But in the mean time, as any prophet might have foreseen, a Social Democrat had been developed. As the emperor stepped into the gilded imperial wheelbarrow at the church door, the social democrat stabbed at him fifteen or sixteen times with a harpoon, but fortunately with such a peculiarly social democratic unprecision of aim as to do no damage.
That very night the convulsion came. The nation rose as one man—though forty-nine of the revolutionists were of the other sex. The infantry threw down their pitchforks; the artillery cast aside their cocoa-nuts; the navy revolted; the emperor was seized, and bound hand and foot in his palace. He was very much depressed. He said:—
“I freed you from a grinding tyranny; I lifted you up out of your degradation, and made you a nation among nations; I gave you a strong, compact, centralized government; and, more than all, I gave you the blessing of blessings—unification. I have done all this, and my reward is hatred, insult, and these bonds. Take me; do with me as you will. I here resign my crown and all my dignities, and gladly do I release myself from their too heavy burden.

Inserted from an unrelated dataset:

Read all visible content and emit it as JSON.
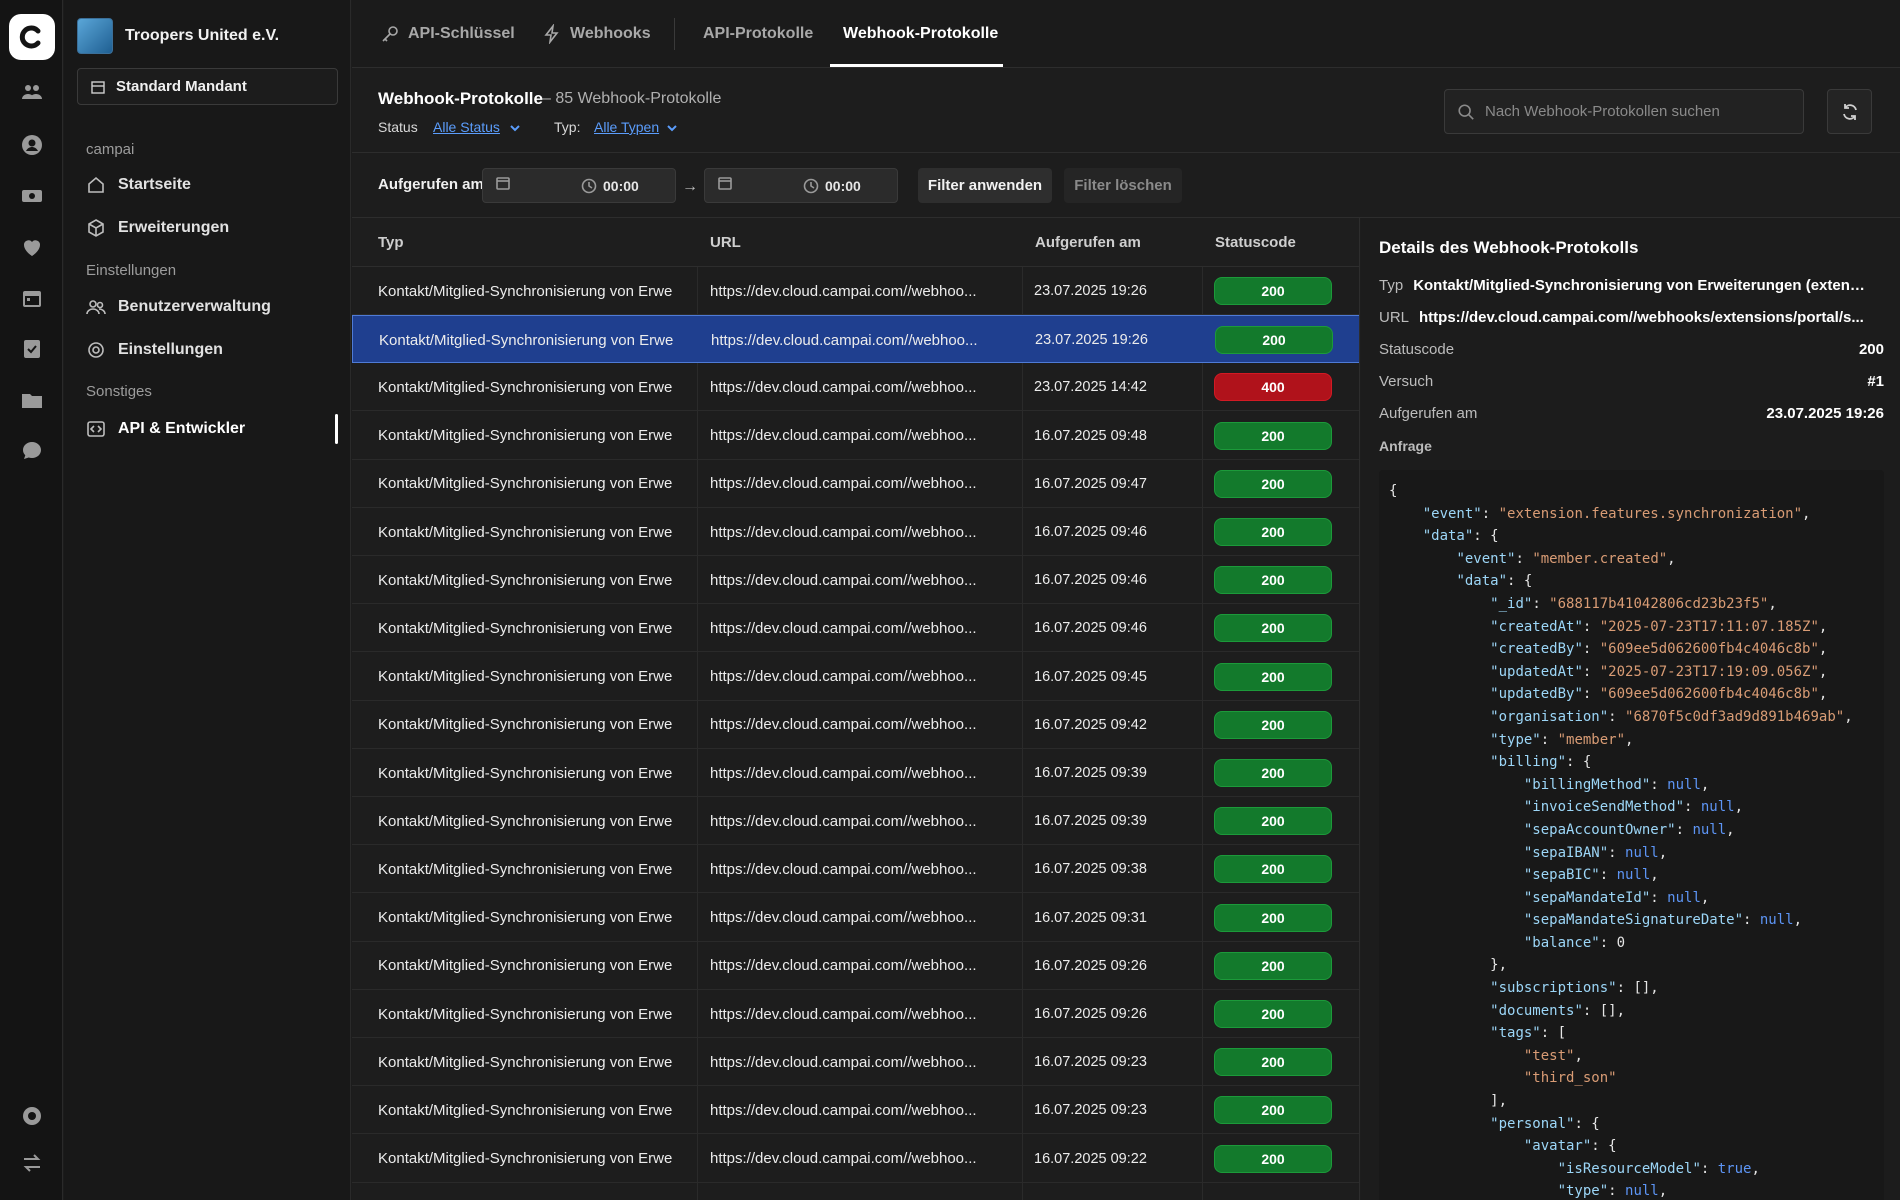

For your sake I took them up; for your sake I lay them down. The imperial jewel is no more; now bruise and defile as ye will the useless setting.”
By a unanimous voice the people condemned the ex-emperor and the social democrat to perpetual banishment from church services, or to perpetual labor as galley-slaves in the whale-boat—whichever they might prefer. The next day the nation assembled again, and rehoisted the British flag, reinstated the British tyranny, reduced the nobility to the condition of commoners again, and then straightway turned their diligent attention to the weeding of the ruined and neglected yam patches, and the rehabilitation of the old useful industries and the old healing and solacing pieties. The ex-emperor restored the lost trespass law, and explained that he had stolen it—not to injure any one, but to further his political projects. Therefore the nation gave the late chief magistrate his office again, and also his alienated Property.
Upon reflection, the ex-emperor and the social democrat chose perpetual banishment from religious services in preference to perpetual labor as galley-slaves “with perpetual religious services,” as they phrased it; wherefore the people believed that the poor fellows' troubles had unseated their reason, and so they judged it best to confine them for the present. Which they did.
Such is the history of Pitcairn's “doubtful acquisition.”
Thank you for reading!